Robust ThemeDec 09, 2019 2020-04-08 7:40
Why Learn to code "The Code?"
Coding is a skill set sought by young computer-savvy kids, youth, and adults that desire employment in high-tech today. So we could say, "Coding is all the rage today."
However, for many older adults, coding equates to learning a foreign language and is simply unattainable. What if I told you that G-D instituted coding through Moses and parents mindful of their children's future have been coding for years? Jewish parents mindful of the role of the Torah in Jewish life, as well as Christian and non-Jewish parents who understand G-D's moral authority on the earth, have been using The Code to code for thousands of years.

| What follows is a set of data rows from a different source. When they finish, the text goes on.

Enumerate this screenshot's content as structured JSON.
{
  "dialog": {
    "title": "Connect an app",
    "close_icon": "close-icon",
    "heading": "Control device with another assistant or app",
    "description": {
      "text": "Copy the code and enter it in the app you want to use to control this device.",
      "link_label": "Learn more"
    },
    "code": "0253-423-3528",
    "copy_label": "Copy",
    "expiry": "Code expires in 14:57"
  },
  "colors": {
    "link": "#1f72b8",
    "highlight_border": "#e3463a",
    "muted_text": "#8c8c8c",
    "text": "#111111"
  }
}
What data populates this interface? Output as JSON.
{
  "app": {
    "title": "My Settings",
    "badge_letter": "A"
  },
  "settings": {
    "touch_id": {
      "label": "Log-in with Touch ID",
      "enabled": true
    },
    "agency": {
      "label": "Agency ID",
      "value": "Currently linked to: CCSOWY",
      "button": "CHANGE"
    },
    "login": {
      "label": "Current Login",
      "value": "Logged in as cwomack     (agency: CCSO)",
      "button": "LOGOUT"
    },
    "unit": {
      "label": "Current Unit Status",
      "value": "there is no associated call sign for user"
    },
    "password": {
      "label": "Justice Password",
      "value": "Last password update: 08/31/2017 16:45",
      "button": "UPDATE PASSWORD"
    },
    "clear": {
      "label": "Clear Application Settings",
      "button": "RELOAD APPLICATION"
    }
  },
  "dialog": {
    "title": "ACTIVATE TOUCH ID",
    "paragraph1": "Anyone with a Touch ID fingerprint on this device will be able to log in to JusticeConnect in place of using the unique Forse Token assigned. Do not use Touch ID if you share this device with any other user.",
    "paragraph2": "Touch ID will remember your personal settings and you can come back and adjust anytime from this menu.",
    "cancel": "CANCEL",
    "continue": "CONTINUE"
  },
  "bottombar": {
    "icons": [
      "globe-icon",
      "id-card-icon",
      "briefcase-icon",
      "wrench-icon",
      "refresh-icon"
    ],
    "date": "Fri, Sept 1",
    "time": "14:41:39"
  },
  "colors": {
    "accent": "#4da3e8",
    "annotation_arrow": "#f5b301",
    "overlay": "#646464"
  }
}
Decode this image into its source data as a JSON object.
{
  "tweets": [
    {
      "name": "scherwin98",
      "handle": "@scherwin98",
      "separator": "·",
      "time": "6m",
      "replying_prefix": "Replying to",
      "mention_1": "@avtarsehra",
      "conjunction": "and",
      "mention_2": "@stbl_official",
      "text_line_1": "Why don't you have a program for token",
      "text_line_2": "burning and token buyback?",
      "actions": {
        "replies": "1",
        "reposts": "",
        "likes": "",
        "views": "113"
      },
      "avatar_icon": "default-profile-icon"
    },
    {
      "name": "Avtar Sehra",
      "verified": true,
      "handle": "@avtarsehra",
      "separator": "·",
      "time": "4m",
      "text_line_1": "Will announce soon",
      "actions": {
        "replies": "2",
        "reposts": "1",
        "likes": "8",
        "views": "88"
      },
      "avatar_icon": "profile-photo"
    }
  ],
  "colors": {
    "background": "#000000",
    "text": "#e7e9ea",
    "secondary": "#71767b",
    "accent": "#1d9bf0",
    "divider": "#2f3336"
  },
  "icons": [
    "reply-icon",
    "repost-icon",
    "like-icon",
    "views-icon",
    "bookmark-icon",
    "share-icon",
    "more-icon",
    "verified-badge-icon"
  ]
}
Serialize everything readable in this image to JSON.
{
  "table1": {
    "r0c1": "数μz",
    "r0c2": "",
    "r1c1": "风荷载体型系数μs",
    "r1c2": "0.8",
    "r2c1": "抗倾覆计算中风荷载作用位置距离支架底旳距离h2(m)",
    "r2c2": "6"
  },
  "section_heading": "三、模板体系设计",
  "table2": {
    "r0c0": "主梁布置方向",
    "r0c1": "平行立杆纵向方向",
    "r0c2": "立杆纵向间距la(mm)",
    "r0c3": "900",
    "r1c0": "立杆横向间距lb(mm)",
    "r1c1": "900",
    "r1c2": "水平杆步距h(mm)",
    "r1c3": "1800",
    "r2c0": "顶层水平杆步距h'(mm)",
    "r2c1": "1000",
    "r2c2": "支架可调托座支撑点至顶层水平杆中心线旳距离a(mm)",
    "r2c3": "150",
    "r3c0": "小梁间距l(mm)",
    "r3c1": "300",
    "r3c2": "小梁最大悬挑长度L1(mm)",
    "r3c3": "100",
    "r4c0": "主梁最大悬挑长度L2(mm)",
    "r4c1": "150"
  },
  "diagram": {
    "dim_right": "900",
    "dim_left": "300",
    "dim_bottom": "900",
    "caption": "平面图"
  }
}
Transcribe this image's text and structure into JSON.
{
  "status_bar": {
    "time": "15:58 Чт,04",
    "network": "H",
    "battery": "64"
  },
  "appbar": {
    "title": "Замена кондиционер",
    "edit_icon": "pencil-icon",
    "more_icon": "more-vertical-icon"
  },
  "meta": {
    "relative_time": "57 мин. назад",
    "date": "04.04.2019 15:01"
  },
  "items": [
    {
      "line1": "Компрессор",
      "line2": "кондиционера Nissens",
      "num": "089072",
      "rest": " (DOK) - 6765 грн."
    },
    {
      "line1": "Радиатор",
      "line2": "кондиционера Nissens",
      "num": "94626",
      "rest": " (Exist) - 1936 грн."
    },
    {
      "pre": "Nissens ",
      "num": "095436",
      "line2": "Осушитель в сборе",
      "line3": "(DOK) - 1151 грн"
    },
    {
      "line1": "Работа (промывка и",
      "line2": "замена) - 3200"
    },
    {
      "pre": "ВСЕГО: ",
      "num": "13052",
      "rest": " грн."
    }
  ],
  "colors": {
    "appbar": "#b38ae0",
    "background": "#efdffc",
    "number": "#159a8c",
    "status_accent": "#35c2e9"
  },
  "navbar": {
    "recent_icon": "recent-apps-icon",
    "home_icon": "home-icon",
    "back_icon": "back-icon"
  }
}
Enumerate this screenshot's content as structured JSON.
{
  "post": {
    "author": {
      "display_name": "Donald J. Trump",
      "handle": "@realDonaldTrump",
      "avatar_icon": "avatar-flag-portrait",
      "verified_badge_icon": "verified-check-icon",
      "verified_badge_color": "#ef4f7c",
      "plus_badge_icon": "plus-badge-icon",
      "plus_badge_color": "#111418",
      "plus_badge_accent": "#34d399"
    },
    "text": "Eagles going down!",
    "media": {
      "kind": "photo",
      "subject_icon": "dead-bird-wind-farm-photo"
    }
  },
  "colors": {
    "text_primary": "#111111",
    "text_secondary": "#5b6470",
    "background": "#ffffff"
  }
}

And, we find an introduction to The Code and coding in Parshat Re'eh.
Parshat ראה Re'eh covers Deuteronomy 11:26-16:17 and the Haftorah portion: Isaiah 54:2-55:5. It emphasizes the importance of not just hearing but also visualizing, perceiving, pondering, considering—seeing with not just your physical eyes but with your spiritual eyes, as well.
The English translation of the Hebrew word Re'eh in Deut. 11:26 is "behold." It is the exact translation of the Hebrew word "Hinei"—"Behold." However, the Hebrew word Re'eh unpacks a much deeper meaning to the context of the text. Let's take a look.
What if every child began its early development with moral coding, instead of "gootchi gootchi goo" coding, "Disney" coding, or "Sesame Street" coding?
After all, all children are made in the image and likeness of G-D.
Are you aware that G-D gave us the ability to Code blessing upon ourselves and our children?
Coding may seem like a strange term when teaching a child; however, when we look at the Torah, especially in the book of Devarim, we see that "code" is connected to G-D's creation process and purpose.
Here's a list of some of G-D's categorical coding found in the Torah:
Domestic life coding
Blessed life coding -faith, prayer, worship, righteous living
Religious Institution coding
And, we learn in Parsh Re'eh that these coding categories are given for blessing but, if not heeded, can invoke the law of cursing.
The concept of blessing and cursing is an easy concept to teach children at mealtime. Consider the following:
If you place two plates of food before the child, one full of macaroni and cheese and the other full of veggies, your child will instantly choose the plate of preference.
The child may see one as yummy and the other as disgusting (pushing it aside).
Now, I'm not suggesting that "Mac & Cheese" is healthier, but it's more appealing for most children.
Appealing is good! Especially when you want your child to eat!
Consider that morally appealing concepts can forge a child's understanding of good and evil, right and wrong, holy and profane if taught creatively and consistently. So, even at a young age, moral coding has long-lasting benefits.
Hence, in chapter 11 of Devarim, G-D tells Moshe Rabbeinu to instill an understanding that there are "two paths" for every generation to consider.
How? Through both word and action.
The tribes of Israel, upon entering the Land of Israel, were instructed to go to two opposing mountains, Gezerim, the mount of blessing, and Ebal, the mount of cursing, and shout this command back and forth.
Another action included affixing the Words of the Torah to their gates and doorposts.
Today this action is connected to "placing a Mezuza" on the doorpost and room entrances of every Jewish home.
G-D also commanded parents to teach their children the Shema and the Torah from morning until evening.
According to G-D, the entire future of National Israel depended on making "the right choice."
What makes moral coding relative and essential is its relationship to free will.
Consider that the Nation and its individuals were endowed with free will and choice.
When G-D set the blessing and the curse before Israel, He gave Israel the power and authority to choose its destiny as a collective.
Collective and individual responsibility determined the outcomes of blessings or curses. Moses gave the guidelines, but the choice was up to the people.
So as noted in the beginning, Hashem starts off the instruction with the words, "ראה ונותן See and Set" (Give).
G-D wanted Israel "to see, to "envision, and to understand" that He gave them the "choice" to pursue blessing or not.
So often, we believe that whatever is put before us, we must eat it or succumb to it. And instead of keeping in line with our conscience, we say, "live and let live," however G-D does warn that there are consequences to "doing whatever is right in our own eyes."
And therein lies the slippery slope of deception as Devarim 12:8 clearly articulates, "You shall NOT do after all that we do here this day, every man whatsoever is right in his own eyes" (everyone creating their system of worship).
Doing "what is right in your own eyes" destroys the fabric of society, its national identity, and all the benefits and blessings associated with them.
Hence, when G-D set out to create a nation for Himself that would reflect His character and moral governance, he invoked free will and free choice. And he reiterates over and over, "your choices will determine your destiny."
Furthermore, at the same time, He lets Israel, and even us today, know that He'll be there to help us navigate through wrong choices, but every choice has consequences.
This is the intro to The Code Moses delivers to Israel in the remainder of Devarim.